(Data Opens)

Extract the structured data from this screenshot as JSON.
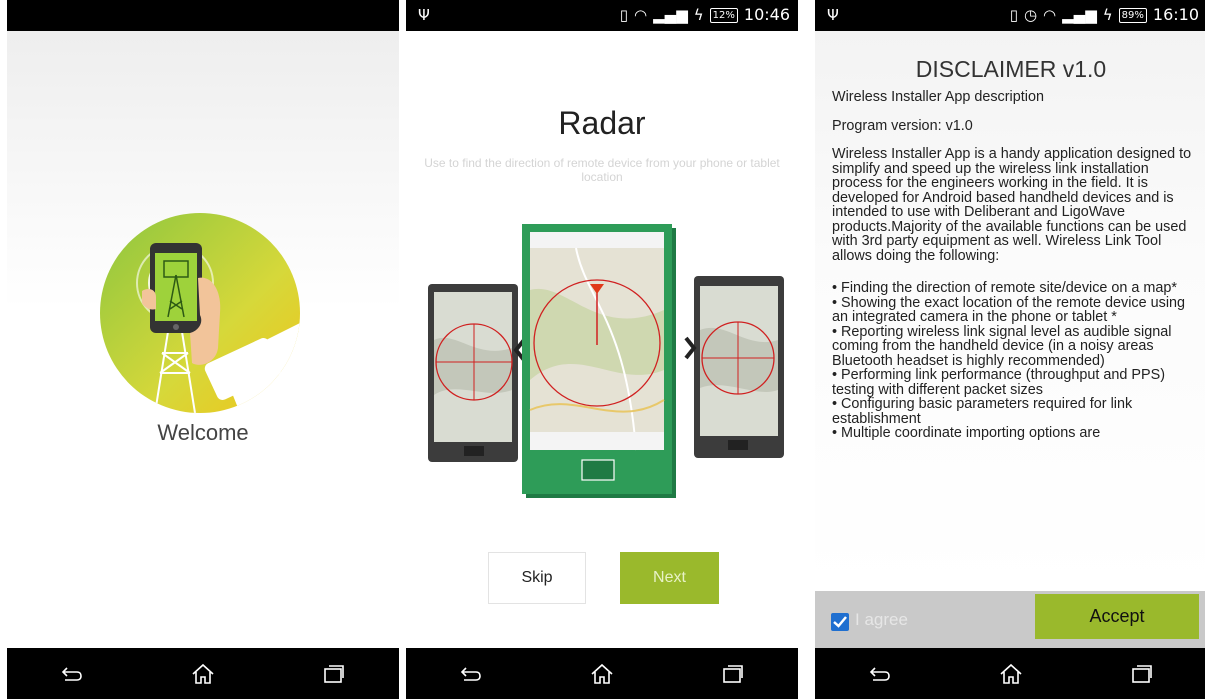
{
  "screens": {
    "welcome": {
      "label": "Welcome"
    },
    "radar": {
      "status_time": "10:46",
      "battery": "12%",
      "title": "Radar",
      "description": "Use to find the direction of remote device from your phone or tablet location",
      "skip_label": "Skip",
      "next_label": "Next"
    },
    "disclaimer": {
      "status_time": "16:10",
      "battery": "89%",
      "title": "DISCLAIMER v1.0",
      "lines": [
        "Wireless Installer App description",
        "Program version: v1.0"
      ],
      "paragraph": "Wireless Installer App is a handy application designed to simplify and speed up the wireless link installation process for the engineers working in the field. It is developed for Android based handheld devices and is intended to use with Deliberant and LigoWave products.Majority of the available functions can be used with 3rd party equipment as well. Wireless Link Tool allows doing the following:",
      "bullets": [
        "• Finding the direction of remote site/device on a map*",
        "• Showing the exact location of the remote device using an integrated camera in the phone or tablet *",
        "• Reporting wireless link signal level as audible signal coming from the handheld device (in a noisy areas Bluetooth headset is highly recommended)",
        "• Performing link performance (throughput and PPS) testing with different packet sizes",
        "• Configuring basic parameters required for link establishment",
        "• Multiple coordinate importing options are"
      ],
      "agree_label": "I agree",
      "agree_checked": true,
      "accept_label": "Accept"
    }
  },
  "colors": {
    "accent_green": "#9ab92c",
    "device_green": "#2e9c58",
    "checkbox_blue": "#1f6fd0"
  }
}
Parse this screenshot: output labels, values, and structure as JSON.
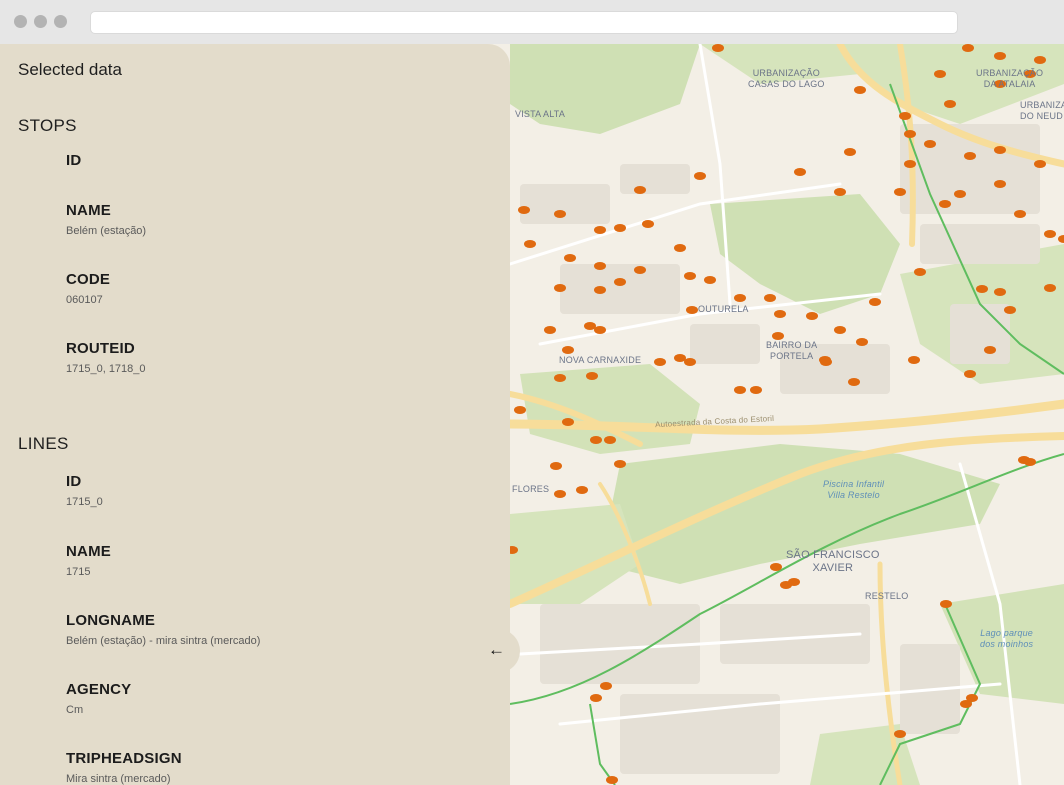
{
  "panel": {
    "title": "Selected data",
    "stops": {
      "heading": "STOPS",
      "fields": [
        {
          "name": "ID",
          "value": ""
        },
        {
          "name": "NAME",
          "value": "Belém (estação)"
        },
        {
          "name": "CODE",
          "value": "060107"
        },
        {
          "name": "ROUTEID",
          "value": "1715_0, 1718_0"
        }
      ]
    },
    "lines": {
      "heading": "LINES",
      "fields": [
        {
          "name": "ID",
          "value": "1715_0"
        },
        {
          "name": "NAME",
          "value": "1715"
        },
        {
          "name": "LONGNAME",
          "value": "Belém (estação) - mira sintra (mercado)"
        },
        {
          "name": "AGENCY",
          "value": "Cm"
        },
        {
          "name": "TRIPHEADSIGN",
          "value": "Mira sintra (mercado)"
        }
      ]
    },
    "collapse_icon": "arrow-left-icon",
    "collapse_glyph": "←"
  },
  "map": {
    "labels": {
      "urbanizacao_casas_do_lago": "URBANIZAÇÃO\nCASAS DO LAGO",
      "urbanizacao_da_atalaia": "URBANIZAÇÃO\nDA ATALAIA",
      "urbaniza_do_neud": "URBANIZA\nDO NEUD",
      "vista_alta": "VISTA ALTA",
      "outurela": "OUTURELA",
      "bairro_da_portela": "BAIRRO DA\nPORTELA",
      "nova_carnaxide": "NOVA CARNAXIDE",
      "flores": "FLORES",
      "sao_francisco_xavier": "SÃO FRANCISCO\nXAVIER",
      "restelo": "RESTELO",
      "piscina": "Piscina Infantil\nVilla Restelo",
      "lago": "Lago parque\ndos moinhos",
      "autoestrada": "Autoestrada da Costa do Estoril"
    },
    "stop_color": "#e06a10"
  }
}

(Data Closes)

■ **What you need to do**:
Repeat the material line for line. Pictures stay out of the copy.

■ **Finished task**:
Extract the structured data from this screenshot as JSON.
{
  "screens": {
    "welcome": {
      "label": "Welcome"
    },
    "radar": {
      "status_time": "10:46",
      "battery": "12%",
      "title": "Radar",
      "description": "Use to find the direction of remote device from your phone or tablet location",
      "skip_label": "Skip",
      "next_label": "Next"
    },
    "disclaimer": {
      "status_time": "16:10",
      "battery": "89%",
      "title": "DISCLAIMER v1.0",
      "lines": [
        "Wireless Installer App description",
        "Program version: v1.0"
      ],
      "paragraph": "Wireless Installer App is a handy application designed to simplify and speed up the wireless link installation process for the engineers working in the field. It is developed for Android based handheld devices and is intended to use with Deliberant and LigoWave products.Majority of the available functions can be used with 3rd party equipment as well. Wireless Link Tool allows doing the following:",
      "bullets": [
        "• Finding the direction of remote site/device on a map*",
        "• Showing the exact location of the remote device using an integrated camera in the phone or tablet *",
        "• Reporting wireless link signal level as audible signal coming from the handheld device (in a noisy areas Bluetooth headset is highly recommended)",
        "• Performing link performance (throughput and PPS) testing with different packet sizes",
        "• Configuring basic parameters required for link establishment",
        "• Multiple coordinate importing options are"
      ],
      "agree_label": "I agree",
      "agree_checked": true,
      "accept_label": "Accept"
    }
  },
  "colors": {
    "accent_green": "#9ab92c",
    "device_green": "#2e9c58",
    "checkbox_blue": "#1f6fd0"
  }
}
Parse this screenshot: output labels, values, and structure as JSON.
{
  "panel": {
    "title": "Selected data",
    "stops": {
      "heading": "STOPS",
      "fields": [
        {
          "name": "ID",
          "value": ""
        },
        {
          "name": "NAME",
          "value": "Belém (estação)"
        },
        {
          "name": "CODE",
          "value": "060107"
        },
        {
          "name": "ROUTEID",
          "value": "1715_0, 1718_0"
        }
      ]
    },
    "lines": {
      "heading": "LINES",
      "fields": [
        {
          "name": "ID",
          "value": "1715_0"
        },
        {
          "name": "NAME",
          "value": "1715"
        },
        {
          "name": "LONGNAME",
          "value": "Belém (estação) - mira sintra (mercado)"
        },
        {
          "name": "AGENCY",
          "value": "Cm"
        },
        {
          "name": "TRIPHEADSIGN",
          "value": "Mira sintra (mercado)"
        }
      ]
    },
    "collapse_icon": "arrow-left-icon",
    "collapse_glyph": "←"
  },
  "map": {
    "labels": {
      "urbanizacao_casas_do_lago": "URBANIZAÇÃO\nCASAS DO LAGO",
      "urbanizacao_da_atalaia": "URBANIZAÇÃO\nDA ATALAIA",
      "urbaniza_do_neud": "URBANIZA\nDO NEUD",
      "vista_alta": "VISTA ALTA",
      "outurela": "OUTURELA",
      "bairro_da_portela": "BAIRRO DA\nPORTELA",
      "nova_carnaxide": "NOVA CARNAXIDE",
      "flores": "FLORES",
      "sao_francisco_xavier": "SÃO FRANCISCO\nXAVIER",
      "restelo": "RESTELO",
      "piscina": "Piscina Infantil\nVilla Restelo",
      "lago": "Lago parque\ndos moinhos",
      "autoestrada": "Autoestrada da Costa do Estoril"
    },
    "stop_color": "#e06a10"
  }
}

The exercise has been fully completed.